Even a modest software project would be virtually impossible to manage without a so-called version control system (VCS) which allows developers to track and roll back changes as well as manage different versions of project files. In most cases, project files are just plain text files containing programming code, but a good VCS like Subversion can manage pretty much any file type, including word processing documents, spreadsheets, etc. This means that it can be used as a powerful tool for tracking document changes, but here is the rub: as a software aimed at developers, Subversion (or any VCS for that matter) can be tricky to set up and use. Fortunately, if you want to use Subversion to manage your OpenOffice.org documents, the OOoSVN extension can help you to do this in just a few simple steps.
Before you can use OOoSVN, you have to install the Subversion software on your machine. On Ubuntu, it’s as easy as running the sudo apt-get install subversion command. Download then the latest release of the OOoSVN extension and install it using the Extension Manager in OpenOffice.org. Restart OpenOffice.org, and you should see the SVN menu.
Read the rest of this entry »
New to OpenOffice.org Writer? Want to get the most out of it? Here are five simple tips to get you started.
Learn to use keyboard shortcuts Although you can access all Writer’s features via the toolbar and menus, using keyboard shortcuts can speed up your work. Writer offers a huge number of shortcuts, but you don’t have to learn them all. Note which features you use most, then find their keyboard shortcuts. The OpenOffice.org Writer Cheat Sheet created by yours truly http://nothickmanuals.info/doku.php/cheatsheets can help you with that.
Install extensions Similar to Firefox, OpenOffice.org’s default functionality can be extended using extensions. Head over to the official extension repository, and grab the extensions you find useful. Don’t know which extensions to pick? The Five Useful Extensions for OpenOffice.org blog post can give you a few pointers.
Learn to use styles Styles is one of Writer’s most powerful features. Getting to grips with styles does require time and effort, but once you’ve mastered this feature, you can manage even the most complex document with consummate ease. The Using styles in OpenOffice.org article and the Introduction to Styles chapter from the OpenOffice.org User guide can help you to get started with this feature.

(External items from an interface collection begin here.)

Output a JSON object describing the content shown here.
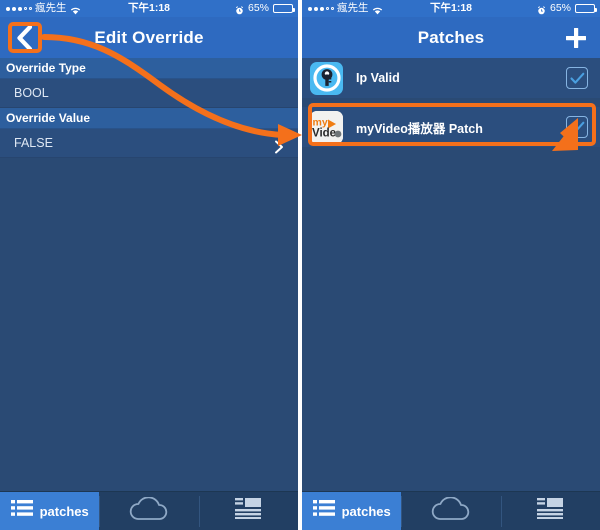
{
  "colors": {
    "navbar": "#2e6ac0",
    "statusbar": "#3070c8",
    "section_header": "#2d5f9e",
    "row": "#2b4e7e",
    "page_bg": "#2a4a74",
    "tabbar": "#223f63",
    "tab_active": "#3b7fd4",
    "annotation": "#f4701b",
    "checkbox_border": "#86b4e2",
    "checkbox_check": "#4a9fe0"
  },
  "status_bar": {
    "signal_filled": 3,
    "signal_empty": 2,
    "carrier": "瘋先生",
    "wifi_icon": "wifi-icon",
    "time": "下午1:18",
    "alarm_icon": "alarm-clock-icon",
    "battery_percent": "65%",
    "battery_level": 65
  },
  "left_screen": {
    "nav": {
      "back_icon": "chevron-left-icon",
      "title": "Edit Override"
    },
    "sections": [
      {
        "header": "Override Type",
        "value": "BOOL",
        "has_chevron": false
      },
      {
        "header": "Override Value",
        "value": "FALSE",
        "has_chevron": true,
        "chevron_icon": "chevron-right-icon"
      }
    ]
  },
  "right_screen": {
    "nav": {
      "title": "Patches",
      "add_icon": "plus-icon"
    },
    "patches": [
      {
        "icon": "key-lock-app-icon",
        "icon_text": "",
        "label": "Ip Valid",
        "checked": true,
        "highlighted": false
      },
      {
        "icon": "myvideo-app-icon",
        "icon_text_top": "my",
        "icon_text_bottom": "Video",
        "label": "myVideo播放器 Patch",
        "checked": true,
        "highlighted": true
      }
    ]
  },
  "tab_bar": {
    "tabs": [
      {
        "icon": "list-lines-icon",
        "label": "patches",
        "active": true
      },
      {
        "icon": "cloud-icon",
        "label": "",
        "active": false
      },
      {
        "icon": "news-article-icon",
        "label": "",
        "active": false
      }
    ]
  },
  "annotations": {
    "back_button_highlight": "rounded-rect-orange",
    "patch_row_highlight": "rounded-rect-orange",
    "curved_arrow": "curved-arrow-orange",
    "checkbox_pointer": "arrow-up-left-orange"
  }
}
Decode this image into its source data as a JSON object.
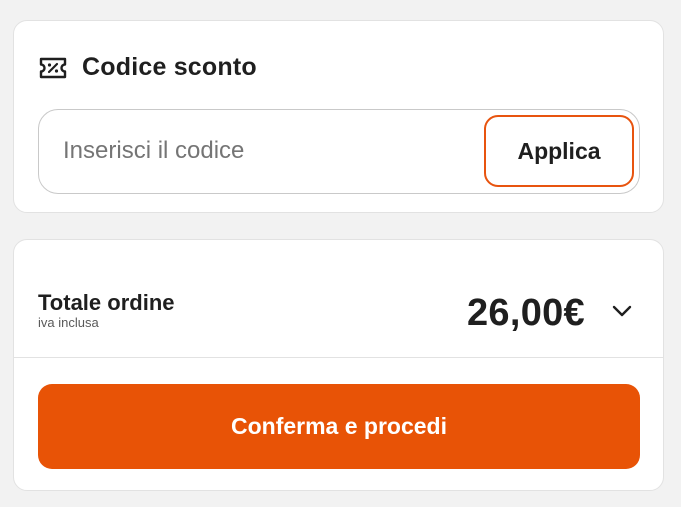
{
  "discount": {
    "icon": "coupon-percent-icon",
    "title": "Codice sconto",
    "input": {
      "value": "",
      "placeholder": "Inserisci il codice"
    },
    "apply_label": "Applica"
  },
  "order": {
    "total_label": "Totale ordine",
    "total_sublabel": "iva inclusa",
    "total_amount": "26,00€",
    "expand_icon": "chevron-down-icon",
    "confirm_label": "Conferma e procedi"
  },
  "colors": {
    "accent": "#e85306",
    "apply_border": "#e8540f",
    "text": "#1f1f1f",
    "background": "#f2f2f2"
  }
}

Learn to use notes, versions, changes These three features are essential for efficient writing and collaboration, so it’s worth to spend some time on learning how to use these features. Check the online help for a brief introduction to these features.
Backup OpenOffice.org profile OpenOffice.org stores all user settings in a profile folder inside your home directory (e.g., /home/user/.openoffice.org). Back up it regularly, so next time you need to reinstall OpenOffice.org or install it on another machine, you don’t have to configure it from scratch.
Bonus tip The OpenOffice.org 3 Writer Guide is a must-read book if you want to get the most out of Writer. If reading the HTML or PDF version of the book is not your cup of tea, you can buy a printed version from Lulu.
miniInvoices is a part of the Writer’s Tools package for OpenOffice.org tailored to professional writers created by yours truly. So if you write for a living, you can use miniInvoices to generate and manage invoices without leaving the convenience of your favorite productivity suite. Although miniInvoices is not the most advanced invoicing application out there, it includes a few nifty features such as the ability to manage multiple currencies and generate reports. And since miniInvoices is not overloaded with all kinds of advanced features, it’s rather straightforward in use. Better yet, since miniInvoices is a database application developed with OpenOffice.org Base, you can easily tweak it to fit your particular needs.
Read the rest of this entry »
Flickr offers a vast collection of photos you can use with your OpenOffice.org documents, but trawling hundreds, if not thousands of photos in order to find the right one can be a rather tedious and time-consuming affair. Fortunately, the CCOOo extension can help you to find a photo you like on Flickr without leaving the convenience of your favorite productivity suite. More importantly, the extension finds only photos released under Creative Commons licenses, so you don’t have to worry about potential copyright issues.
Once installed, the extension adds the Insert -> Picture -> From Flickr command which you can use to evoke the Insert Picture From Flickr dialog window. Enter the search terms you want in the Tags field. If necessary, tick the appropriate check boxes to specify additional usage requirements. Hit then the Search button to perform the search. This returns a list of photos matching the specified criteria, complete with thumbnails and hyperlinked titles and descriptions. You can use the Previous and Next buttons to browse through the list. When you’ve found the photo you like, right-click on its thumbnail to insert it in the current document and choose the desired size. That’s all there is to it.